Though the entries hold pictures, only their text should be duplicated, exactly and in full.
──────
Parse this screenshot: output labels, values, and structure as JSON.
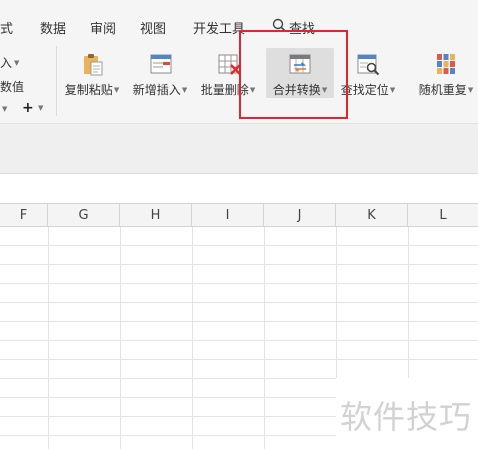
{
  "menubar": {
    "tabs": [
      {
        "label": "式",
        "id": "tab-formula-fragment"
      },
      {
        "label": "数据",
        "id": "tab-data"
      },
      {
        "label": "审阅",
        "id": "tab-review"
      },
      {
        "label": "视图",
        "id": "tab-view"
      },
      {
        "label": "开发工具",
        "id": "tab-developer"
      }
    ],
    "search_label": "查找"
  },
  "ribbon": {
    "left_fragments": {
      "insert": "入",
      "value": "数值"
    },
    "tools": [
      {
        "label": "复制粘贴",
        "icon": "clipboard-paste-icon"
      },
      {
        "label": "新增插入",
        "icon": "insert-table-icon"
      },
      {
        "label": "批量删除",
        "icon": "delete-table-icon"
      },
      {
        "label": "合并转换",
        "icon": "merge-convert-icon"
      },
      {
        "label": "查找定位",
        "icon": "find-locate-icon"
      },
      {
        "label": "随机重复",
        "icon": "random-repeat-icon"
      }
    ],
    "highlight_color": "#e0262c"
  },
  "grid": {
    "columns": [
      "F",
      "G",
      "H",
      "I",
      "J",
      "K",
      "L"
    ]
  },
  "watermark": "软件技巧"
}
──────
Answer section -
Parse this screenshot: output labels, values, and structure as JSON.
{
  "menubar": {
    "tabs": [
      {
        "label": "式",
        "id": "tab-formula-fragment"
      },
      {
        "label": "数据",
        "id": "tab-data"
      },
      {
        "label": "审阅",
        "id": "tab-review"
      },
      {
        "label": "视图",
        "id": "tab-view"
      },
      {
        "label": "开发工具",
        "id": "tab-developer"
      }
    ],
    "search_label": "查找"
  },
  "ribbon": {
    "left_fragments": {
      "insert": "入",
      "value": "数值"
    },
    "tools": [
      {
        "label": "复制粘贴",
        "icon": "clipboard-paste-icon"
      },
      {
        "label": "新增插入",
        "icon": "insert-table-icon"
      },
      {
        "label": "批量删除",
        "icon": "delete-table-icon"
      },
      {
        "label": "合并转换",
        "icon": "merge-convert-icon"
      },
      {
        "label": "查找定位",
        "icon": "find-locate-icon"
      },
      {
        "label": "随机重复",
        "icon": "random-repeat-icon"
      }
    ],
    "highlight_color": "#e0262c"
  },
  "grid": {
    "columns": [
      "F",
      "G",
      "H",
      "I",
      "J",
      "K",
      "L"
    ]
  },
  "watermark": "软件技巧"
}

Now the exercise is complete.